Final Version of Kolab 3.0 Released
Today, the long awaited final version of Kolab 3 has been made available. Compared to the old 2.3.4 stable release, this brand new version of Kolab features a new modern webclient that integrates Roundcube instead of Horde. It integrates a lot better into existing user directory setups. Security as well as scalability has been greatly improved. It is now possible to scale all functional components of Kolab separately. Also, there is a new unified command line utility for administrative tasks.
Native Packages and Release Cycle
Kolab 3 dropped OpenPKG and can now be installed with native packages on Redhat Enterprise Linux, CentOS and Debian. OpenSUSE packages are also available, but still experimental and packages for Mageia are a work in progress. With native packages, Kolab is now seamlessly integrated into the rest of the system, can easily be upgraded and allows for a rolling release. This keeps updates fast, simple and makes sure everybody can benefit from latest fixes and new features without big complicated upgrade procedures. From Kolab 3.0 onwards, we are aiming for a six months release cycle, so you can expect Kolab 3.1 in Summer. Development is already in full swing.
The server components have been rewritten completely for the 3.0 release. Their code-base is easier to maintain and to contribute to. For example, all dependencies of old Horde code have been removed. The Kolab daemon now supports mail-flow monitoring, enforces recipient policies, quota and can be extended with Python modules. These modules can handle emails on the fly and could for example be used to add corporate footers or even do in-line translation of emails. Kolab now uses the 389 Directory Server by default, but still supports OpenLDAP. Also, the system that shows when users are free or busy without revealing their detailed calendars has undergone a rewrite and benefits from a more modern code-base.
Since version 2.3 Kolab uses on the ActiveSync protocol to connect mobile clients to its server. With Kolab 3.0 the new ActiveSync implementation Syncroton replaces the old Z-Push stack.
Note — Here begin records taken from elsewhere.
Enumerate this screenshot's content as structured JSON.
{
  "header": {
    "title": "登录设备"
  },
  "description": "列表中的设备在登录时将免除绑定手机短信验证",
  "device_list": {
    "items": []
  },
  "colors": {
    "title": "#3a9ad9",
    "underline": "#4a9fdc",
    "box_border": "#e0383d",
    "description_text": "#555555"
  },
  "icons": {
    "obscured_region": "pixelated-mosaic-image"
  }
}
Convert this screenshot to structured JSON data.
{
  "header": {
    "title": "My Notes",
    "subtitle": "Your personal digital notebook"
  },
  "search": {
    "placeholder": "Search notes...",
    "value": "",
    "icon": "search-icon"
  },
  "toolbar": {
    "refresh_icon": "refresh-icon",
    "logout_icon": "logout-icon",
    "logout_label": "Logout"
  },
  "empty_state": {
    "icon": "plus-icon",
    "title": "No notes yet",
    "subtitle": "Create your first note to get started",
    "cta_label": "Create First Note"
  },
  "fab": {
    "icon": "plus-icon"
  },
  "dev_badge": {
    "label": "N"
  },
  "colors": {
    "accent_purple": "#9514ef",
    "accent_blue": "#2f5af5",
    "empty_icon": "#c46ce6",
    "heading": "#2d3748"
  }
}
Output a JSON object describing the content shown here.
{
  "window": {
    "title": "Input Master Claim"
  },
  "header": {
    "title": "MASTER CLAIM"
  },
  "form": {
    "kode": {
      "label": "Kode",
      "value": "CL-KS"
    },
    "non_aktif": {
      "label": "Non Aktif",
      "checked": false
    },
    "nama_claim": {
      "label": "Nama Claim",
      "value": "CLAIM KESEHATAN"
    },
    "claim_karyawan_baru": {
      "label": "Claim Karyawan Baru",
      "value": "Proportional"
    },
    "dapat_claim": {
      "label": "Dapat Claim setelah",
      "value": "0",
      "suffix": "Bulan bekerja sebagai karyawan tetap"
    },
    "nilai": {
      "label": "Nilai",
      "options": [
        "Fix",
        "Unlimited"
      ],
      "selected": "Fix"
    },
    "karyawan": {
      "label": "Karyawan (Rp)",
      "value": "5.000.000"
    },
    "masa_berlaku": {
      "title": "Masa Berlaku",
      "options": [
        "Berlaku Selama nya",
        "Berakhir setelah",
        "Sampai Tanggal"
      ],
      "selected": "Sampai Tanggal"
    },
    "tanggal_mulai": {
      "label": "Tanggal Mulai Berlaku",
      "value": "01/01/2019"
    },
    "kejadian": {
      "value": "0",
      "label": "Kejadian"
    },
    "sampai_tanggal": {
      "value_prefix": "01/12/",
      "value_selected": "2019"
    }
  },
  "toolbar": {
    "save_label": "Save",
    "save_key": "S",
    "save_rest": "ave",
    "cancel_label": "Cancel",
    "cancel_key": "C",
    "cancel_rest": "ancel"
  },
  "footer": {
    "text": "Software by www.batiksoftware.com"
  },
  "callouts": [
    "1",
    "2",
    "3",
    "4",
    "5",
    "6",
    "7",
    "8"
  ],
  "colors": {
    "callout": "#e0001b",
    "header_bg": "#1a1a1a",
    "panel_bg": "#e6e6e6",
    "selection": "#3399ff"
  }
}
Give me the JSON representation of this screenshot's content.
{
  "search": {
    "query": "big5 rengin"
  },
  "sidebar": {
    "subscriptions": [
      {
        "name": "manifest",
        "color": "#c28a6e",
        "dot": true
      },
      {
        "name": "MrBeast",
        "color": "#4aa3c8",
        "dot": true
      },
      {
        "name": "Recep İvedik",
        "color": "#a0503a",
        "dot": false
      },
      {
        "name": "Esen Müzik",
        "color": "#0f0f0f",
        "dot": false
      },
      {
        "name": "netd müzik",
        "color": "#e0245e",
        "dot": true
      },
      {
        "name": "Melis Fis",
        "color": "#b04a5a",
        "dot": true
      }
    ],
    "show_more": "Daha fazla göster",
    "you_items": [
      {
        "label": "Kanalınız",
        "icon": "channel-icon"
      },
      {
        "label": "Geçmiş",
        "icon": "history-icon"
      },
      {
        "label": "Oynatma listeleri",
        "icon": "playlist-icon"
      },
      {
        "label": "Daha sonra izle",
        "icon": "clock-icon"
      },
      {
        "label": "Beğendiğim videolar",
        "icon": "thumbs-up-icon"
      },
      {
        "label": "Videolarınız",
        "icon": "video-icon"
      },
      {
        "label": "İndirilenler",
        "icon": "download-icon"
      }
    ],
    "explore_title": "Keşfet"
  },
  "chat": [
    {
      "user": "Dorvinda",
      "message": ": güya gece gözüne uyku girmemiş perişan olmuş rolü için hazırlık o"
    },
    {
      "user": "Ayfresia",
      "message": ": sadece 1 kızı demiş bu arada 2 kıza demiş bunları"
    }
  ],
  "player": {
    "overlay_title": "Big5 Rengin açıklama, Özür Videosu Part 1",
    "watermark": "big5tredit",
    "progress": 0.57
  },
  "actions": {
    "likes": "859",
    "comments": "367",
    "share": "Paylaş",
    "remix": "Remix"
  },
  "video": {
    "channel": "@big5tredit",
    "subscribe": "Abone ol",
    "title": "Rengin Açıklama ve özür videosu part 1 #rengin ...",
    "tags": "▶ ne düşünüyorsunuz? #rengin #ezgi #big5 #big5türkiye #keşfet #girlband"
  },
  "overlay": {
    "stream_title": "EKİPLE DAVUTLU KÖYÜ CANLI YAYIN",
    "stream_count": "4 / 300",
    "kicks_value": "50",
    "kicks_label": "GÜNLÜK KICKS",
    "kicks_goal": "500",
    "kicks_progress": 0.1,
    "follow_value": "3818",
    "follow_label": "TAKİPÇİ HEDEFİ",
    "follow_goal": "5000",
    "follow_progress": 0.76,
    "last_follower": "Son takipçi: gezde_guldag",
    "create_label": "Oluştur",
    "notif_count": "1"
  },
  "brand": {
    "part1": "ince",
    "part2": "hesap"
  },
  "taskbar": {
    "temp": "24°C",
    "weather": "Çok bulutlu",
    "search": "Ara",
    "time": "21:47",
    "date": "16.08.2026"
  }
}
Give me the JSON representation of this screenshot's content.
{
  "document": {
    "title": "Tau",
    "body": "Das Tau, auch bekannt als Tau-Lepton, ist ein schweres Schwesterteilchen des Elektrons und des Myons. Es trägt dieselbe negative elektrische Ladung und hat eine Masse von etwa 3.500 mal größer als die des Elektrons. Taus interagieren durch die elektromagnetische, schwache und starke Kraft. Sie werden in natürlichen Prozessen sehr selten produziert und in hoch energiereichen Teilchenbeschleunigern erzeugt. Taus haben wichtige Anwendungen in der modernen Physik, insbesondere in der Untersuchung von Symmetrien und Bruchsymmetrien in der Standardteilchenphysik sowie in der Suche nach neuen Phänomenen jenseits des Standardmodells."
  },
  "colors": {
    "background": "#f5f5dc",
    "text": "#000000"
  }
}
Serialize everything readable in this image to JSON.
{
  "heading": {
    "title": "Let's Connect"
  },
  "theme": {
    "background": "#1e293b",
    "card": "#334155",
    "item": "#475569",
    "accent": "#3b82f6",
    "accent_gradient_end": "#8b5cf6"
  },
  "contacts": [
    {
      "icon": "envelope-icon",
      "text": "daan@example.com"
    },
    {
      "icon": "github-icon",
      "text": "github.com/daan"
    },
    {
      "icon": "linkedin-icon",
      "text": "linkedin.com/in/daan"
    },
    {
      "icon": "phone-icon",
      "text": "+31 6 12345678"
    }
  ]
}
That not only improves performance significantly, but also allows for more features and better integration. Authentication for example is now harmonized with other Kolab clients and also supports credential separation. This security feature allows for different authentication credentials on mobile devices. Should a device get lost, the mobile credentials can be revoked without compromising the main credentials. If you want to connect your Android device to your Kolab Server, you will find instructions in the wiki.
New Storage Format and Clients
The Open Standards Kolab uses to store its data are governed by the Kolab Enhancement Proposals. Over the years, several enhancements have been proposed and accepted which made an overhaul of the Kolab Format necessary. The new format saves calendar data in the xCal and contacts data in the xCard format. It removes ambiguity and makes the Kolab format future proof and extensible for future features. To ease transition to the new format an upgrade tool is provided. There is also a libkolab library with several language bindings that can read and write both formats. It can be used in Kolab clients to support the new format easily. An overview for clients supporting the new format is available in the wiki. The most popular clients such as Kontact and Thunderbird already support the new as well as the old format.
There is a new customizable web based administration front-end for the management of users, groups, resources, domains and roles. New mail domains and domain aliases can easily be added and user roles such as administrators and domain maintainers can be created and assigned. It is also possible to set role- or group-based plugins and settings for the Kolab web client and to enforce access policies for the Kolab server. All object types can be edited as well. Furthermore, an API is provided to access all functionality of the web administration panel. This way it is easy to integrate Kolab administration tasks into existing administration front-ends. A sample API client is included that can be used by webmail providers to sign up new Kolab users.
The Kolab Community is really happy that years of work have finally produced what we all have been waiting for so long: A stable new and shiny Kolab Server made of 100% Free Software to enable us all to manage our personal information on multiple devices and still own and control our data. A big thank you goes to everyone who contributed to make this possible.